[Entries from a dataset of interfaces]
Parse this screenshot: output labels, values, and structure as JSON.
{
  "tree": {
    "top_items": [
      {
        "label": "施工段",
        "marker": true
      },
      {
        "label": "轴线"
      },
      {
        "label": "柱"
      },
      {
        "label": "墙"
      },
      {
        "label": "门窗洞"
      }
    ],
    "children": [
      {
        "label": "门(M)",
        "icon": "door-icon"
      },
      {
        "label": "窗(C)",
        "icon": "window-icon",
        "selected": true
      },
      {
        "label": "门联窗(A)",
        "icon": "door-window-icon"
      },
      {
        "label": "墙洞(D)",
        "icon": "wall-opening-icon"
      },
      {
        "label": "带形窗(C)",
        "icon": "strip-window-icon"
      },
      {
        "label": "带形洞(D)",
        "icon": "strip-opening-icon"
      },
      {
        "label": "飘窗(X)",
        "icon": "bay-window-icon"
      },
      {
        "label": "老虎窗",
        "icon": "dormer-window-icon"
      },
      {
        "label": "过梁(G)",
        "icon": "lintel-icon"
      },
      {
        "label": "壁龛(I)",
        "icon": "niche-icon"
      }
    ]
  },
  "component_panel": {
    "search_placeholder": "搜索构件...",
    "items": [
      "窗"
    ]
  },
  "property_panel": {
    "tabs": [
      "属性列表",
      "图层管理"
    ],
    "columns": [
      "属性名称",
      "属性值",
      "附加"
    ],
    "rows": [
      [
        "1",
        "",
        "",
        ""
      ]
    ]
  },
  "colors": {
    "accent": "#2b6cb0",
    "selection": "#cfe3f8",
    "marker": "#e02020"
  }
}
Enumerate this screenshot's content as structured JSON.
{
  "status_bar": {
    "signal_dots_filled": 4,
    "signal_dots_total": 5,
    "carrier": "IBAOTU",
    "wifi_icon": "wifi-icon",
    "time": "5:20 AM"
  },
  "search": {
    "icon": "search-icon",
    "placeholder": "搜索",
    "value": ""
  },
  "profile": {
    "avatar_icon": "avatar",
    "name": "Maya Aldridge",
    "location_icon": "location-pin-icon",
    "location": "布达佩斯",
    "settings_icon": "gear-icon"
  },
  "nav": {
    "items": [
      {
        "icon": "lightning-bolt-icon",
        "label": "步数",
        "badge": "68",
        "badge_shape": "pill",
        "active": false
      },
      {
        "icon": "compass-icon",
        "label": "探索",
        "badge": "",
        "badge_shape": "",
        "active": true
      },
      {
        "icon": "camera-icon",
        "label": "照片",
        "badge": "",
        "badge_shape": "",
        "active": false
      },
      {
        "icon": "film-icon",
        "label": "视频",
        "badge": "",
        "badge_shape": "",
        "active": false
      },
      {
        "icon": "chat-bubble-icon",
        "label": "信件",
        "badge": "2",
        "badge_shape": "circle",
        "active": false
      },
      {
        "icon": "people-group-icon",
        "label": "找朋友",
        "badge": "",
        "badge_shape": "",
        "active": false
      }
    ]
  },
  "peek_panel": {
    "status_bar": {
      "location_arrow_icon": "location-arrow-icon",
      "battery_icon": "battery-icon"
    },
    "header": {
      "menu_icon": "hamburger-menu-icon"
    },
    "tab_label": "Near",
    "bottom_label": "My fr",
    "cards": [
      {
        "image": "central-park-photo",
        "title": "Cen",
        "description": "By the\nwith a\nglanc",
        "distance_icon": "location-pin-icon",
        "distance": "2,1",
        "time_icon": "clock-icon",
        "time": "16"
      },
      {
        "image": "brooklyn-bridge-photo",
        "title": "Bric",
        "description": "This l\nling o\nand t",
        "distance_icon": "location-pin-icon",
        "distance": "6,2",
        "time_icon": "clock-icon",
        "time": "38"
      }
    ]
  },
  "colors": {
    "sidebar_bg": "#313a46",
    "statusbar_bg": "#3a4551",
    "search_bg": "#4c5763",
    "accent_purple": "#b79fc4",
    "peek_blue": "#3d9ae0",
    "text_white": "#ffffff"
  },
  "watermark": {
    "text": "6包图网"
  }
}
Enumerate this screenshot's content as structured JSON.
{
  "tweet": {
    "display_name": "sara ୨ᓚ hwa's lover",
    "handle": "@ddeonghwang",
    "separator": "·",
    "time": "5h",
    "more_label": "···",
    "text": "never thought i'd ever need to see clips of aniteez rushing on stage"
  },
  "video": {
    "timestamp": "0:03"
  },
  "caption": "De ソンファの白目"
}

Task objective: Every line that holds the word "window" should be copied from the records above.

Solution to this exercise:
        "icon": "window-icon",
        "icon": "door-window-icon"
        "icon": "strip-window-icon"
        "icon": "bay-window-icon"
        "icon": "dormer-window-icon"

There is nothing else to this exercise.